I’d rather stop my review here. I think that everyone should play this game once. I think that while it may not be a revolution in the way games are made or told (it is, but it’s too much of an insane effort to be replicated within pretty much any other game), it is an incredibly well-conceived and -executed experience that everyone should experience once — particularly those that spend a lot of time playing video games.
And, perhaps once is the right number of times to play this game. Going back and seeing how other decisions play out I found ruined the emotional value of the scenes. Real people, after all, don’t get to time-travel back and figure out what might have otherwise happened. That nagging feeling after the game ends that perhaps you could have made better decisions, but not being completely certain, is part of the experience. Of course, if you want to get all the trophies in the game, you’ll have no choice.
Either way, though I think everything else about the game should be inconsequential in relativity to what I’ve already described, this wouldn’t be a proper game review without considering all the other components that make this game a game.
Graphically, Heavy Rain is a bit of a tour de force. Sometimes the designers blew out the lighting a bit too much, for instance in the police office, and textures start to look like the pastels from the first Counter-Strike, but for the most part the graphics in this game are both technically and artistically breathtaking. The uncanny valley is in a bit of effect here, but it’s more than counterbalanced by the beauty of the lighting in the first scene of the game, or the dust suspended in the air of the apartment you just broke into, with peeling wallpaper and a crumbling ceiling, sunlight scattering through the dirty windows.

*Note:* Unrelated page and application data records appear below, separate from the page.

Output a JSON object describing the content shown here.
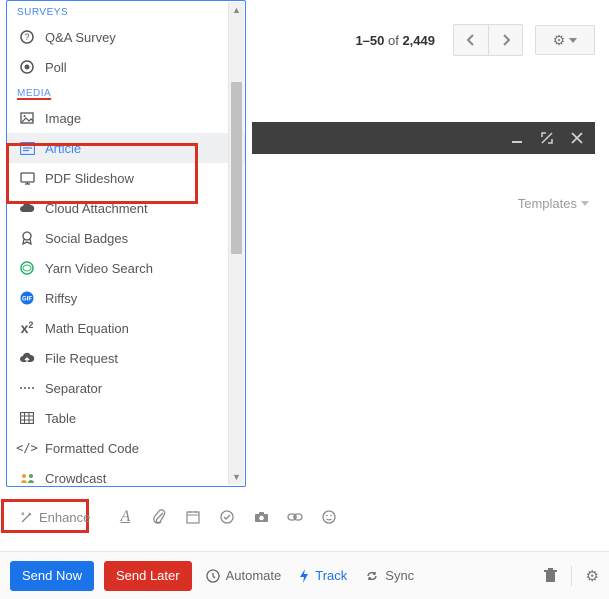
{
  "top": {
    "count_range": "1–50",
    "count_of": "of",
    "count_total": "2,449"
  },
  "templates": {
    "label": "Templates"
  },
  "panel": {
    "groups": {
      "surveys": {
        "label": "SURVEYS",
        "items": [
          "Q&A Survey",
          "Poll"
        ]
      },
      "media": {
        "label": "MEDIA",
        "items": [
          "Image",
          "Article",
          "PDF Slideshow",
          "Cloud Attachment",
          "Social Badges",
          "Yarn Video Search",
          "Riffsy",
          "Math Equation",
          "File Request",
          "Separator",
          "Table",
          "Formatted Code",
          "Crowdcast"
        ]
      }
    },
    "selected": "Article"
  },
  "toolbar": {
    "enhance": "Enhance"
  },
  "actions": {
    "send_now": "Send Now",
    "send_later": "Send Later",
    "automate": "Automate",
    "track": "Track",
    "sync": "Sync"
  }
}
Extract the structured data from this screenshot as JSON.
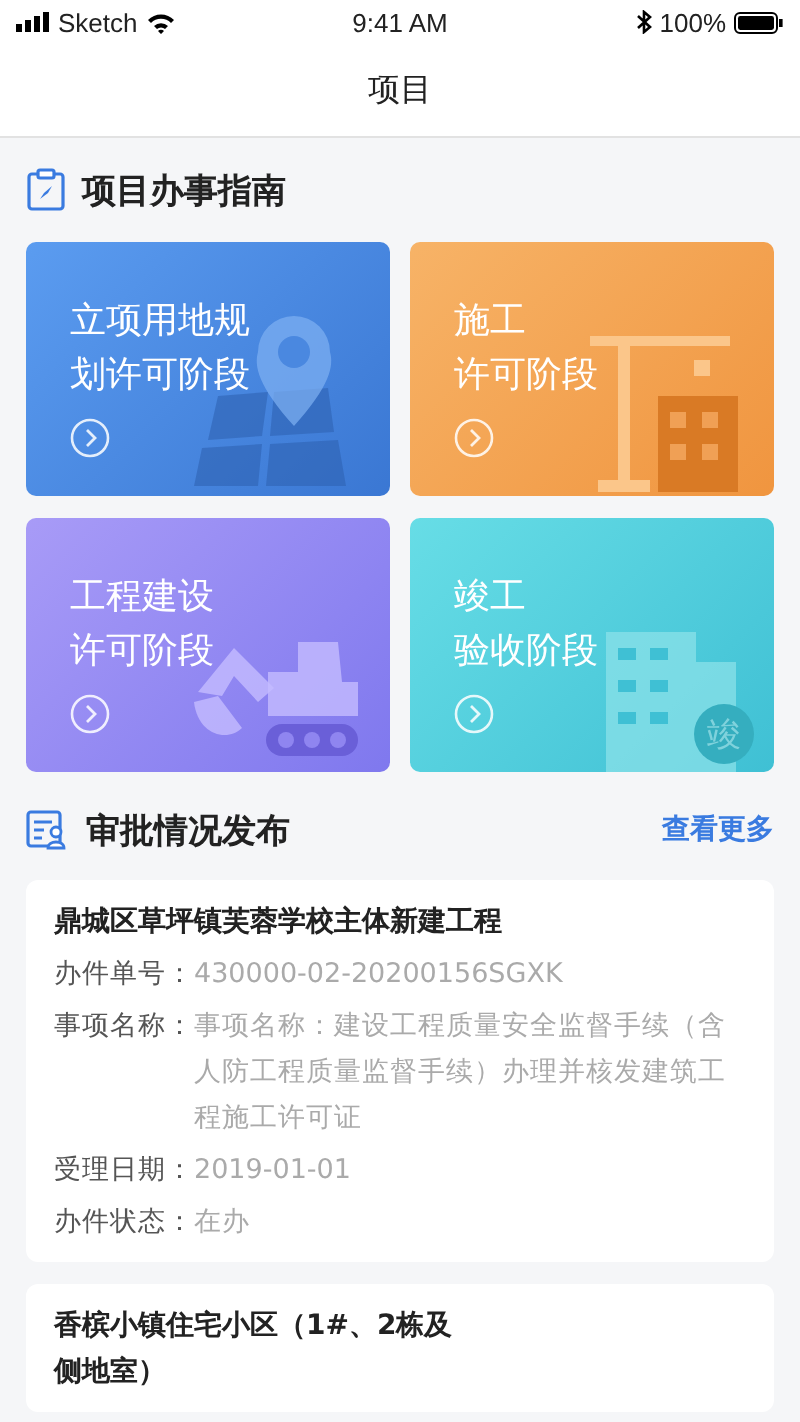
{
  "status_bar": {
    "carrier": "Sketch",
    "time": "9:41 AM",
    "battery": "100%"
  },
  "nav": {
    "title": "项目"
  },
  "guide": {
    "title": "项目办事指南",
    "cards": [
      {
        "kind": "map",
        "lines": [
          "立项用地规",
          "划许可阶段"
        ]
      },
      {
        "kind": "crane",
        "lines": [
          "施工",
          "许可阶段"
        ]
      },
      {
        "kind": "excavator",
        "lines": [
          "工程建设",
          "许可阶段"
        ]
      },
      {
        "kind": "building",
        "lines": [
          "竣工",
          "验收阶段"
        ],
        "badge": "竣"
      }
    ]
  },
  "approvals": {
    "title": "审批情况发布",
    "more": "查看更多",
    "items": [
      {
        "title_lines": [
          "鼎城区草坪镇芙蓉学校主体新建工程"
        ],
        "fields": [
          {
            "label": "办件单号：",
            "value": "430000-02-20200156SGXK"
          },
          {
            "label": "事项名称：",
            "value": "事项名称：建设工程质量安全监督手续（含人防工程质量监督手续）办理并核发建筑工程施工许可证"
          },
          {
            "label": "受理日期：",
            "value": "2019-01-01"
          },
          {
            "label": "办件状态：",
            "value": "在办"
          }
        ]
      },
      {
        "title_lines": [
          "香槟小镇住宅小区（1#、2栋及",
          "侧地室）"
        ]
      }
    ]
  }
}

There are brief moments in this game that look better and more realistic than any other game I’ve ever played, and I’m not sure how they do it, but I suspect they put a lot of thought into light and how it diffuses. The PS3 has really been shining bright recently.
The sound in the game is also superb for the most part, with the obvious and oft-mentioned complaint about some of the voice acting. I didn’t find it as distracting as others, but it was definitely a present problem. The music gets a bit repetitive after a while, with only a couple generic calm-yet-sad leitmotifs, and a small handful of oh-god-i’m-going-to-die cues.
Perhaps the most broken part of this game is the simple act of walking. After playing the game for a few minutes, you start to understand why the game controls like a tank (you hold R2 to walk, and then use the left stick to turn), but that still doesn’t excuse the fact that the way it carries out said tank-controls is so awful. Sometimes you’ll find yourself on the cusp of an invisible, virtual corner of the game, trying to get to the other side of the corner, but because you’re a few inches off, you’ll turn around like a drunk clown several times before finally giving up, walking several feet away, and trying it again. There must have been a better solution here than tank controls. Added to the fact that the way it’s animated gives the impression that you’re dragging these people unwillingly along by a piece of string attached to their noses, and it serves in general to make something which should be fairly simple incredibly frustrating.
Again, though, I think these things are inconsequential relative to the actual merits of this game. Everyone should play it once — perhaps precisely once, perhaps at least once, but once nonetheless.